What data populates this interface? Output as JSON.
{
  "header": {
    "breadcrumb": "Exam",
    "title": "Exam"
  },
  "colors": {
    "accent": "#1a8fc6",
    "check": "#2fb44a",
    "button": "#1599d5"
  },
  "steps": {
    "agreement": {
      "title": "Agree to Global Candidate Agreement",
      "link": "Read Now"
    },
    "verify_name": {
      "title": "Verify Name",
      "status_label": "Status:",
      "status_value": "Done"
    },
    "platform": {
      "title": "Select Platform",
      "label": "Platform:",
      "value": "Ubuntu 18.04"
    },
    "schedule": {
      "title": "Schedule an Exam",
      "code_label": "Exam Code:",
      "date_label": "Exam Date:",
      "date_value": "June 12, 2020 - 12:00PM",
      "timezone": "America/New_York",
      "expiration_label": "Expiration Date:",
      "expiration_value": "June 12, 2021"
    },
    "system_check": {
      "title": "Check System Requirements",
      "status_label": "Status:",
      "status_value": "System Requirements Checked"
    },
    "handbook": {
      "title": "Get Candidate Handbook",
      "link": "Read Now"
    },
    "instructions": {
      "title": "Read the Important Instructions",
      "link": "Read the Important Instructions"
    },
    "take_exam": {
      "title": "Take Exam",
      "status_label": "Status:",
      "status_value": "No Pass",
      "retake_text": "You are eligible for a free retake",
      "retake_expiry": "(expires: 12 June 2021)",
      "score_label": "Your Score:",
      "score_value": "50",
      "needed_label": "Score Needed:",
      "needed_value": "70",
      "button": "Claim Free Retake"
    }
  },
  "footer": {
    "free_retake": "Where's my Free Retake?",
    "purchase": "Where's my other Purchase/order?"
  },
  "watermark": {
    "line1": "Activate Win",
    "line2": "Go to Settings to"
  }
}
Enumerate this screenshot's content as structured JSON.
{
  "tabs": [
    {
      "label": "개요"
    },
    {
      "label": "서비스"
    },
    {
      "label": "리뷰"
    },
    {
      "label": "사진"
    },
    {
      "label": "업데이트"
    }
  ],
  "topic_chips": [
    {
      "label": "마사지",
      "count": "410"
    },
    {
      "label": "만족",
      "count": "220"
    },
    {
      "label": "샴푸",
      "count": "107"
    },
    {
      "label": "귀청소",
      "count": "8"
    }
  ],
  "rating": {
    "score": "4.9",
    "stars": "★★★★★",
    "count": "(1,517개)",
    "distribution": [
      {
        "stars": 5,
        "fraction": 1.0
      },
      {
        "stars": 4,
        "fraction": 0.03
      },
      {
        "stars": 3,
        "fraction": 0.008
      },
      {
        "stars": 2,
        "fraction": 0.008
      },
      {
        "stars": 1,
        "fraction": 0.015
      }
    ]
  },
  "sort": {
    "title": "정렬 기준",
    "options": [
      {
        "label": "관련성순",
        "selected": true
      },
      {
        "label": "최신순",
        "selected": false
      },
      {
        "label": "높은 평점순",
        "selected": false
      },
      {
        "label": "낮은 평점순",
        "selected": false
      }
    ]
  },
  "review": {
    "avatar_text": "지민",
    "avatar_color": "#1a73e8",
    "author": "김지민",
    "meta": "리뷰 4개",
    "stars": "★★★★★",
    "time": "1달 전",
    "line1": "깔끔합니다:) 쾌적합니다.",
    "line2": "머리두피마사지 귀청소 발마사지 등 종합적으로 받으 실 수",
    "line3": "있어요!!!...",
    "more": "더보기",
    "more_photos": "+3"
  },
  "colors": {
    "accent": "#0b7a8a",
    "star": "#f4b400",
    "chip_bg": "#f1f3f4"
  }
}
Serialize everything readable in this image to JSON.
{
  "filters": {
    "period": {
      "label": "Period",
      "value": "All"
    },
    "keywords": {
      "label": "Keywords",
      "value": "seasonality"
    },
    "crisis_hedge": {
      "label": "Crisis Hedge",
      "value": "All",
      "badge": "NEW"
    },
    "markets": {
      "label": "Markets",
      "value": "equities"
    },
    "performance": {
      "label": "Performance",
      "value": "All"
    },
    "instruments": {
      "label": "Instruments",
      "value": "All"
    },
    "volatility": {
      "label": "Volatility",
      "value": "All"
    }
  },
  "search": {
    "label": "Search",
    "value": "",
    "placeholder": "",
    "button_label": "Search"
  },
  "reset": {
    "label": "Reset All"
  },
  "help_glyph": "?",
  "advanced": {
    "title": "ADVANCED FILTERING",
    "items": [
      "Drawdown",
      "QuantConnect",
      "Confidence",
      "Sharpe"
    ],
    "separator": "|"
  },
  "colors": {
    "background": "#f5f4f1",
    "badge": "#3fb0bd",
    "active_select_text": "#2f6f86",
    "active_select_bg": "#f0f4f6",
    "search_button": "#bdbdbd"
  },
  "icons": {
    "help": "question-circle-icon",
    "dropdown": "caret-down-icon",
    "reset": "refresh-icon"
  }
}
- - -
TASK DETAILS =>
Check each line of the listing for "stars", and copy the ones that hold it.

ANSWER SECTION =>
    "stars": "★★★★★",
        "stars": 5,
        "stars": 4,
        "stars": 3,
        "stars": 2,
        "stars": 1,
    "stars": "★★★★★",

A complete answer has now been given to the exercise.